__Dataset excerpts__.
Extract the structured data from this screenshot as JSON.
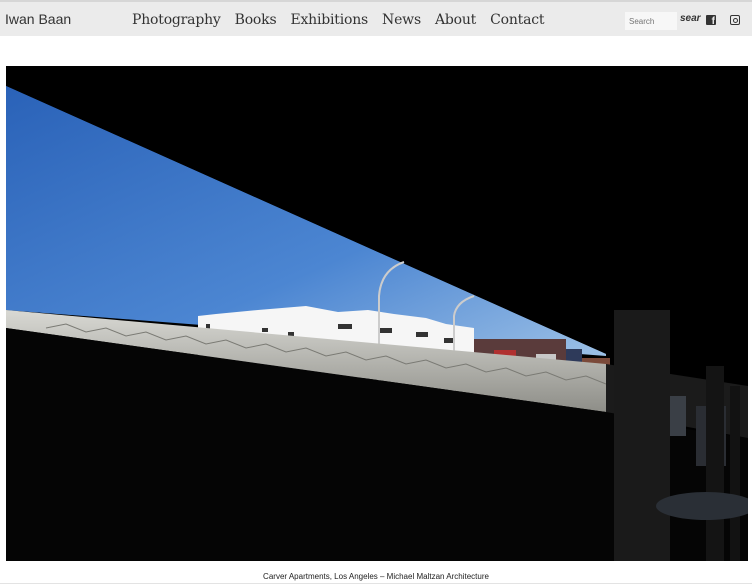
{
  "site": {
    "logo": "Iwan Baan"
  },
  "nav": {
    "items": [
      "Photography",
      "Books",
      "Exhibitions",
      "News",
      "About",
      "Contact"
    ]
  },
  "search": {
    "placeholder": "Search",
    "button_label": "sear"
  },
  "social": {
    "icons": [
      "facebook-icon",
      "instagram-icon"
    ]
  },
  "photo": {
    "caption": "Carver Apartments, Los Angeles – Michael Maltzan Architecture"
  },
  "colors": {
    "header_bg": "#ebebeb",
    "sky": "#3f74c4",
    "photo_bg": "#000000"
  }
}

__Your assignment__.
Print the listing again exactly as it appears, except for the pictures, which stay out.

__Result of the task__.
Extract the structured data from this screenshot as JSON.
{
  "site": {
    "logo": "Iwan Baan"
  },
  "nav": {
    "items": [
      "Photography",
      "Books",
      "Exhibitions",
      "News",
      "About",
      "Contact"
    ]
  },
  "search": {
    "placeholder": "Search",
    "button_label": "sear"
  },
  "social": {
    "icons": [
      "facebook-icon",
      "instagram-icon"
    ]
  },
  "photo": {
    "caption": "Carver Apartments, Los Angeles – Michael Maltzan Architecture"
  },
  "colors": {
    "header_bg": "#ebebeb",
    "sky": "#3f74c4",
    "photo_bg": "#000000"
  }
}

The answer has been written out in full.